beer-wine hybrid

Two Worlds Collide with Beer-Wine Hybrid

Our palates are becoming more promiscuous. According to IRI Worldwide, a market research company, adults of all ages are reaching for different alcohol styles instead of sticking to just one.

At the same time, brewers and vintners are breaking down barriers of their own, creating beverages that collides the two worlds of beer and wine and making recipes themselves.

We couldn’t possibly take sides…but lately, we’ve been seeing wine-beer hybrids pop up on shelves—and our indecisive hearts are swooning.

Basically, craft breweries are using wine grapes in their beers, creating frankenbrew ales that offer the best of both worlds. They’ll often start with a saison or sour ale that will stand up to—and complement—the grapes. The practice of adding grapes to beer actually dates back to Belgian lambics of the 1970s (and we’re so glad it’s back).

“The profile of the beer will usually be tailored to match the qualities of the [grape varieties] involved,” says Brian Strumke, who founded Stillwater Artisanal Ales in 2010 with a mission to brew beer unique enough to compete with wine at the dinner table. “The mash bill, yeast strains, whether we oak-age or dry-hop—it’s all dependent upon the things we’re combining.”

Most recently, Dogfish Head debuted Mixed Media, a beer similar to a saison that also incorporates late-harvest Viognier grape must, offering notes of white grape and melon, and a spicy, white wine-like body, thanks to a Belgian yeast strain.

“By blending the two seemingly opposite worlds of beer and wine together we’ve discovered that they collide quite nicely, and the combination of the two adds an additional thread of flavor and a layer of complexity to the mix,” Sam Calagione, Dogfish Head founder said in a press release. “Our newest spin, Mixed Media, is perfect for wine drinkers who are at beer drinking occasions or folks that enjoy a crisp, light Pinot Gris.”

The process of creating beer-wine is, in some ways, quite simple: brewers ferment beers in wine barrels or just toss the raw beer grains in with the grapes during fermentation.

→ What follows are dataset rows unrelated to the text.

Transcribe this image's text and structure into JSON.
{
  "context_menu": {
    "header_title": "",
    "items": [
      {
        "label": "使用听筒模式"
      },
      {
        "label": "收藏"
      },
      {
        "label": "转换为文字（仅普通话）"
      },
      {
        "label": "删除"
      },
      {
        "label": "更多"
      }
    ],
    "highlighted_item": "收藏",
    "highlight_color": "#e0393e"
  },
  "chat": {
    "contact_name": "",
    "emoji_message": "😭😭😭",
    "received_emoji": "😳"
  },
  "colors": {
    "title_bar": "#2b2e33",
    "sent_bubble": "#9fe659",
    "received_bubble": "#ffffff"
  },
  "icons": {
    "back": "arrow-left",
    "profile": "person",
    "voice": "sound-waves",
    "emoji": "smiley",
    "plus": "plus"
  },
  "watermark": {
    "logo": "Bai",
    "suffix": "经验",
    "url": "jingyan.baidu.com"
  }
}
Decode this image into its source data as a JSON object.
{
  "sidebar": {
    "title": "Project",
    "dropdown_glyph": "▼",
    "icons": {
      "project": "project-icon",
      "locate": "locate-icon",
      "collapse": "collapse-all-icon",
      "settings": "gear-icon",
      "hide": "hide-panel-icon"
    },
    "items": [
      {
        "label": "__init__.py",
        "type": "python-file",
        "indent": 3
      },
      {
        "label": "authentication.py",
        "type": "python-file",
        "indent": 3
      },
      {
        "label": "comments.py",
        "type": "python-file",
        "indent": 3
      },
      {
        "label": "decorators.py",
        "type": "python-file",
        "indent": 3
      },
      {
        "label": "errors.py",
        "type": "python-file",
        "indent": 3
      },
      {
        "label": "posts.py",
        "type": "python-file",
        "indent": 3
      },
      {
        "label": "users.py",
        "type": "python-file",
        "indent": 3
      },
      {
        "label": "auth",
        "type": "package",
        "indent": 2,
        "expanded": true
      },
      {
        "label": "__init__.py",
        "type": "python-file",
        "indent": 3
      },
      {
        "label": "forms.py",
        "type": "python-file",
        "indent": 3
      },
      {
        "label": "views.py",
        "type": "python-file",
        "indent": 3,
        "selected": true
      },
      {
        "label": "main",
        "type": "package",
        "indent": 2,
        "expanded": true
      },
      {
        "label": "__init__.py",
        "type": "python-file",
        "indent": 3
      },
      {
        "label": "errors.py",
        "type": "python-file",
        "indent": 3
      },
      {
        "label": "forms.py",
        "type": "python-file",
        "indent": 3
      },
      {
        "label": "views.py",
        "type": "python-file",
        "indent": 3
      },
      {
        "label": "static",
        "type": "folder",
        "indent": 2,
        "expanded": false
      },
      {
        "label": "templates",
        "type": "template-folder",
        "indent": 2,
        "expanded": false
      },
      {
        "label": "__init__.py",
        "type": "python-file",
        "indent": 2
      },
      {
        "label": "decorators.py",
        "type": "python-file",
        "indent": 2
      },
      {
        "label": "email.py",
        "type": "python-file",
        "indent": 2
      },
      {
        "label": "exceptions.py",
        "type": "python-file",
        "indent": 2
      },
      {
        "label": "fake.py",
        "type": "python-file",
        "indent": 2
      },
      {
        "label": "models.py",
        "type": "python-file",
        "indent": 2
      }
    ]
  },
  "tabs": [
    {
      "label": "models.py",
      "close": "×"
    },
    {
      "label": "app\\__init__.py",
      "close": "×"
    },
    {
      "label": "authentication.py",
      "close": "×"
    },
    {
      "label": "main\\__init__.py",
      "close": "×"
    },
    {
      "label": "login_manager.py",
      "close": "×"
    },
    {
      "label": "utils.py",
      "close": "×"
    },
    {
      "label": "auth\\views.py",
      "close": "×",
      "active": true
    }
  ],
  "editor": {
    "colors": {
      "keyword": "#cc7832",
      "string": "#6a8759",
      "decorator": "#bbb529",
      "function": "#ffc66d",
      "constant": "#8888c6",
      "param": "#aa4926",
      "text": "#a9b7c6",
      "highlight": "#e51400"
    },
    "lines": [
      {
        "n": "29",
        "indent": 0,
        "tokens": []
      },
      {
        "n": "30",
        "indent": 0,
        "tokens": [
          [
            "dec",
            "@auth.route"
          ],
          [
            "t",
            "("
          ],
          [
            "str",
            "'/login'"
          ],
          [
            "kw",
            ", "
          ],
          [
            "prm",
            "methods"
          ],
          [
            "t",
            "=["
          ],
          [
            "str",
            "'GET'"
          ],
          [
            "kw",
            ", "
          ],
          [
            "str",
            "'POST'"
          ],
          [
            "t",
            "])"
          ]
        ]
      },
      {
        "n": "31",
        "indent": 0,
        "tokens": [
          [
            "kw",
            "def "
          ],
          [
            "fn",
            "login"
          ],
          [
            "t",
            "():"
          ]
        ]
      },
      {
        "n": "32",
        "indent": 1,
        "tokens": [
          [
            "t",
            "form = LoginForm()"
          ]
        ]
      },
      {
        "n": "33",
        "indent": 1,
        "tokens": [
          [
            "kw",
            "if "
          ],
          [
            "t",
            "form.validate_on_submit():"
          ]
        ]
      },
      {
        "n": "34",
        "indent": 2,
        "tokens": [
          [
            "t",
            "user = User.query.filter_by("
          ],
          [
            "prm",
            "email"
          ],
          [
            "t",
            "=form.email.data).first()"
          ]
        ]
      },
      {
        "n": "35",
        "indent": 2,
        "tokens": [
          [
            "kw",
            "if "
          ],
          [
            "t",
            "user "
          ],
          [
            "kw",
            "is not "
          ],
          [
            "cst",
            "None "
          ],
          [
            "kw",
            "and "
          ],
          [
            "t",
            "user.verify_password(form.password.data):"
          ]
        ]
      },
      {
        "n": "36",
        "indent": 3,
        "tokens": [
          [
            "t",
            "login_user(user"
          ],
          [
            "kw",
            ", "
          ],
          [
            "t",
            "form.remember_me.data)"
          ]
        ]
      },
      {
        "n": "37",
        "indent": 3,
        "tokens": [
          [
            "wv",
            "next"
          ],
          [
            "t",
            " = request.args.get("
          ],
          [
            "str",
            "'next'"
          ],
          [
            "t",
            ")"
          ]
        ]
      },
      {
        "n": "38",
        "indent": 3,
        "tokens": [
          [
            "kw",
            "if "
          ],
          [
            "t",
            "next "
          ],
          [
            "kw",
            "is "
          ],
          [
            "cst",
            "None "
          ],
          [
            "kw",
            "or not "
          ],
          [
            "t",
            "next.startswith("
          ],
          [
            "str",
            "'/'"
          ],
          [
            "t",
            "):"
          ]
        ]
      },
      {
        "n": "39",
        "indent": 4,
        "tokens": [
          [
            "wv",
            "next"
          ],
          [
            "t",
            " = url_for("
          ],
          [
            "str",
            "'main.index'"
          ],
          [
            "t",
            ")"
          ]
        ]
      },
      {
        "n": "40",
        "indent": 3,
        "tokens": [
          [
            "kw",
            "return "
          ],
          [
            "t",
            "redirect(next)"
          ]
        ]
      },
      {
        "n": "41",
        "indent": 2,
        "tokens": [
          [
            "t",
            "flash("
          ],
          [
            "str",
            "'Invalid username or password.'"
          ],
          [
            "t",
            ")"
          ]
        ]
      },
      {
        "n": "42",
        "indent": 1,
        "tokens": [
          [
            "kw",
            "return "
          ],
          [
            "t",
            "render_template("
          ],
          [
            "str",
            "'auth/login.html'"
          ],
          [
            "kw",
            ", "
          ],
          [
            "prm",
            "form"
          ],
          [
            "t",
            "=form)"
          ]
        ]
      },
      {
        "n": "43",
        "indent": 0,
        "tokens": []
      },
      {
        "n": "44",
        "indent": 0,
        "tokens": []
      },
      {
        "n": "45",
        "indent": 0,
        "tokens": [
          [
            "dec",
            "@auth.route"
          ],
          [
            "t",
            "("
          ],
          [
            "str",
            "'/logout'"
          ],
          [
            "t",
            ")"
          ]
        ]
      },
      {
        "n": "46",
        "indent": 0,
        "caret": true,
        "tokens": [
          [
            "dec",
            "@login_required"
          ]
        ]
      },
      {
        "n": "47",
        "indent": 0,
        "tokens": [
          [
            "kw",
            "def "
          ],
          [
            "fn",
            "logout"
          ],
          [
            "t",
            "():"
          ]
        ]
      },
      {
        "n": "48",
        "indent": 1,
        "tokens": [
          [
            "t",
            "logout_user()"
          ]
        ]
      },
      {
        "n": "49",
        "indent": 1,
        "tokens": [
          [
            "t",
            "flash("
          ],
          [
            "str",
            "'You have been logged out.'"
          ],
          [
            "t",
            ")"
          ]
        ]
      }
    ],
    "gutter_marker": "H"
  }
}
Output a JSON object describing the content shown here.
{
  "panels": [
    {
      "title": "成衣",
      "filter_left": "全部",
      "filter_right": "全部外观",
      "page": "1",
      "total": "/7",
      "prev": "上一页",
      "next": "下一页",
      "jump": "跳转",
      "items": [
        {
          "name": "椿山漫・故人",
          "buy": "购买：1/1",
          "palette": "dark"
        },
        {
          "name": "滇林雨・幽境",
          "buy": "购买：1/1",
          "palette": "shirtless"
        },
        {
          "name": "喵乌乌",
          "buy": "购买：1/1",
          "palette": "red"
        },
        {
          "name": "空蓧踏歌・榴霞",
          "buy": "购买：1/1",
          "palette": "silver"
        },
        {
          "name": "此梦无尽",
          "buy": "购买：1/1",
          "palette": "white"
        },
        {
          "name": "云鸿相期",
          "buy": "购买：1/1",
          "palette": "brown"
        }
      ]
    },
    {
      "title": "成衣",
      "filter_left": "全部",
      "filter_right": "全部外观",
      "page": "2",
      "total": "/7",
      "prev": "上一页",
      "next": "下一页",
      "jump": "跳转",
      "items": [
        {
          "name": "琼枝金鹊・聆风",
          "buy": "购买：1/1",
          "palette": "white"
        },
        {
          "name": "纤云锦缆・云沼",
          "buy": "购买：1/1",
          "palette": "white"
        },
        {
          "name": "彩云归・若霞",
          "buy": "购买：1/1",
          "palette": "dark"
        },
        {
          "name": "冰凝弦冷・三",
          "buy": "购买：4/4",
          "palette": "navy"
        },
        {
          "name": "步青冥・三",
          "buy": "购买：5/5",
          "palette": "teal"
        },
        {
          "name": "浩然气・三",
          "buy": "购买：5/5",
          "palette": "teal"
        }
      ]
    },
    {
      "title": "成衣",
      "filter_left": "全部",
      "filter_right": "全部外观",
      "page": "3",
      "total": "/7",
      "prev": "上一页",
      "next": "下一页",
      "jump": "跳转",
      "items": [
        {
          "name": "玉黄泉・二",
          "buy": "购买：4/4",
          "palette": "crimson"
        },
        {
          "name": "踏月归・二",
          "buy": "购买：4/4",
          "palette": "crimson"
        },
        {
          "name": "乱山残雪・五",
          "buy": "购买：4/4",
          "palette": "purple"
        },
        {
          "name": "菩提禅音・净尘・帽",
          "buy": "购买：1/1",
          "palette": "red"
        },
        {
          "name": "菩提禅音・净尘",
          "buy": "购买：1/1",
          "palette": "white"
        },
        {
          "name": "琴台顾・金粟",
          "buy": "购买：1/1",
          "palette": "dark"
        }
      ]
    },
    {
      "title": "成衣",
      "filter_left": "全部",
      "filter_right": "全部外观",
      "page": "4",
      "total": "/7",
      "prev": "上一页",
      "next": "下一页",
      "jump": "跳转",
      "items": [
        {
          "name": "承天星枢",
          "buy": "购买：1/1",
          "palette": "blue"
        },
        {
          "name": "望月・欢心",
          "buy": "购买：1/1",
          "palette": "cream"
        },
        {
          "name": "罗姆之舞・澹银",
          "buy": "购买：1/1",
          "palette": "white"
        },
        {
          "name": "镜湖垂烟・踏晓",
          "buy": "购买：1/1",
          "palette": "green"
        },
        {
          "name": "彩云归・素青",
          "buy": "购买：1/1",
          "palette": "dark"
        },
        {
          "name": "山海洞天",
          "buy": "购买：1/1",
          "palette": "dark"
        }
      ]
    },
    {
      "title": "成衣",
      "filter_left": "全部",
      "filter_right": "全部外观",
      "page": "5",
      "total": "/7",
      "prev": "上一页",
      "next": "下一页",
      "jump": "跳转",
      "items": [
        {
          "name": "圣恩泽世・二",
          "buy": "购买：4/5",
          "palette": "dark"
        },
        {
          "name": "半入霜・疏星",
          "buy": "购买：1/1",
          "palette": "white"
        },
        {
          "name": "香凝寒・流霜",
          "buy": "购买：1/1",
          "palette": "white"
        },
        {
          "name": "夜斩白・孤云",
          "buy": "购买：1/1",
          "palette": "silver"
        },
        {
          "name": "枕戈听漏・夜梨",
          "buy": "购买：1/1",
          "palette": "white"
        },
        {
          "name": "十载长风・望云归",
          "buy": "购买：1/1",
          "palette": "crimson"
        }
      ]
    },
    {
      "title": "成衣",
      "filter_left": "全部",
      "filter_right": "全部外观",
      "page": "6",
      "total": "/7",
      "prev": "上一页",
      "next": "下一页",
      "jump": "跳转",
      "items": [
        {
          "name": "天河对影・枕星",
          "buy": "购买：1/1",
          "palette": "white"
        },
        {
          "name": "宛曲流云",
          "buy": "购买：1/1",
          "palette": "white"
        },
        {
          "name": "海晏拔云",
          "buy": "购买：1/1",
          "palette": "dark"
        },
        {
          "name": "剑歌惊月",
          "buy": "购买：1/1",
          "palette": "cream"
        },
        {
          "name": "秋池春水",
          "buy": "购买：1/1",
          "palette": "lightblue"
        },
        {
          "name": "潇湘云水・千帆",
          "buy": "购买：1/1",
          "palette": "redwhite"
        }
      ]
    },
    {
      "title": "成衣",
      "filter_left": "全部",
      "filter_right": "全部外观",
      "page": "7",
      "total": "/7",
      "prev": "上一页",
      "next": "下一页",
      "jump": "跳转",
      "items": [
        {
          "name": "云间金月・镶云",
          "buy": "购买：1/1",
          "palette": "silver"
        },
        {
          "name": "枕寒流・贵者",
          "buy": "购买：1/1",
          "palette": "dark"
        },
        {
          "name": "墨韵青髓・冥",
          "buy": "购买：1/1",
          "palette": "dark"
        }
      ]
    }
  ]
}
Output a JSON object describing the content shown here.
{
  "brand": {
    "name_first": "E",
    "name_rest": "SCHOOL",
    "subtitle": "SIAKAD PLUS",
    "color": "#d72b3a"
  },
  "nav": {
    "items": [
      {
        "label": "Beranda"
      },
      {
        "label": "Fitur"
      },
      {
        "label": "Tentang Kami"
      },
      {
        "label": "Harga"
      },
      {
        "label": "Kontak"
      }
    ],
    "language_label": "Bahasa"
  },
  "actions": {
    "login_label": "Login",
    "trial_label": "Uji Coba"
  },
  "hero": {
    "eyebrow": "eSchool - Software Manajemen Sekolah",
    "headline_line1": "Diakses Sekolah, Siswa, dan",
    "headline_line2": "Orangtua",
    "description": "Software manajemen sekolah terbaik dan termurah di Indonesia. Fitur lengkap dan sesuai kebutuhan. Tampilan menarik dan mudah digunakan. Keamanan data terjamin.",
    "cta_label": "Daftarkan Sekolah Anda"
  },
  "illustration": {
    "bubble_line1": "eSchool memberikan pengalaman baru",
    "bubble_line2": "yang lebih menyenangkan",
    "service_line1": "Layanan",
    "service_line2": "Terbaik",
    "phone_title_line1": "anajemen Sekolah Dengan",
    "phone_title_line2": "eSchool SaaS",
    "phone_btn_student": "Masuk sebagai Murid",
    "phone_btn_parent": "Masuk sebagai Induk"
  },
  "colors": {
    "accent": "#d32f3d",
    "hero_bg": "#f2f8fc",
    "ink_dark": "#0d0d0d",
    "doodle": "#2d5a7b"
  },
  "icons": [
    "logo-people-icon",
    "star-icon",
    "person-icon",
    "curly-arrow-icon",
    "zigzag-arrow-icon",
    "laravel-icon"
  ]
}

One of the biggest issues is finding the right yeast, a delicate balancing act. Traditionally, beer makers opt for ale and lager yeast: it works quickly and can tackle both complex and simple sugars. Wine yeasts, however, aren’t so friendly when paired with these other yeasts, and can take significantly longer to yield a finished product. A finished product which will generally taste like wine and have the texture of beer, opening up an entirely new realm of flavors for beer drinkers.

As you’d expect, these flavors and notes vary wildly and brewers pair grapes and beers with complimentary undertones. As the bottling process is a little longer than a traditional ale, many breweries have started to open up club programs to cover costs until customers can take the first sip.

Many consider it the best of both worlds and the bridge between them. But as a gluten-intolerant wine snob, I’ll just stick with my Chardonnay.

Bottoms up!